Gateway Students Discuss the Meaning of ‘Home’ with Bloomington Mayor Mboka Mwilambwe

Mayor Mboka MwilambweNovember 10, 2021

BLOOMINGTON, Ill. — A sense of community and belonging can be both comforting and challenging to find as a first-year student on a college campus. City of Bloomington Mayor Mboka Mwilambwe can relate based on personal experiences. Mwilambwe recently visited Action Research Center Director Deborah Halperin’s Gateway Course, “Welcome Home,” to discuss his unlikely journey to mayorship and how he found a sense of ‘home’ in Bloomington.

Mwilambwe was born in Kinshasa, the capital of the Democratic Republic of Congo. Ever since he was a child, Mwilambwe has been accustomed to moving around due to his father’s job with the United Nations through UNICEF (United Nations Children’s Fund). Mwilambwe lived in Ivory Coast, Senegal, Brazzaville (the capital of the Republic of Congo), and eventually, the United States.

Mwilambwe said, “From a very young age I got used to leaving. Every place I go, generally, the first year is the hardest.”

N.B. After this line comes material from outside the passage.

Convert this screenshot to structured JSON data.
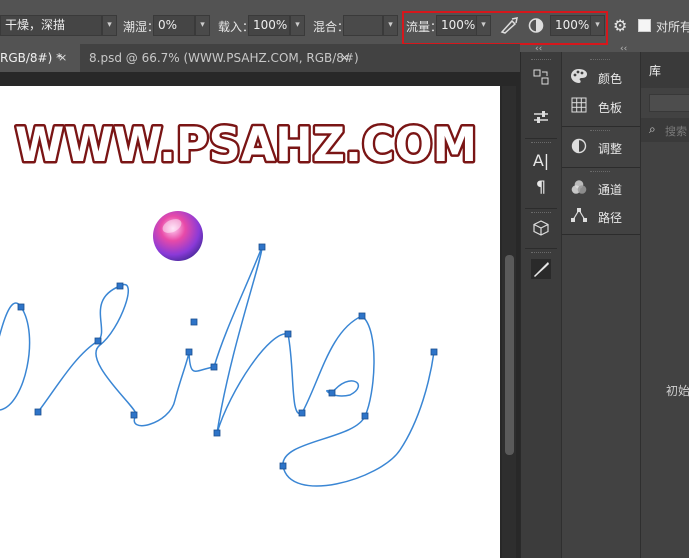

For some of the first-year students in Halperin’s class, this semester is the first time they have moved or been away from their hometown. Mwilambwe said he understands that challenge.

“This is home for me. I’ve been here for 30 years. My kids were born here. I have been part of this community for forever and I have so many connections — a lot more connections than I do in any other countries I have lived in,” Mwilambwe said.

Living in several countries throughout his life, Mwilambwe called himself a “UN kid” because he would learn about a wide variety of cultures with each move. Through this experience, Mwilambwe became appreciative of understanding and connecting with local residents to gain a sense of belonging and community. He stated, “The best advice that I would give you is to try to connect with people who are here locally.”

First-year nursing major Tessa Preheim ’25 said, “The biggest takeaway from Mayor Mwilambwe's talk was the fact that he prioritized not only connecting with the Bloomington community, but also incoming students who are now residing in Bloomington-Normal.” 

Mwilambwe encouraged students to seek leadership opportunities throughout the community.

Political science major Carrigan Minch ’25 was one of the students who appreciated hearing about these opportunities.

“Home is what you make it,” Minch said. “I am going to do everything in my power to get involved in this community so I can make it my home for the next four years.”

By Kailee Galloway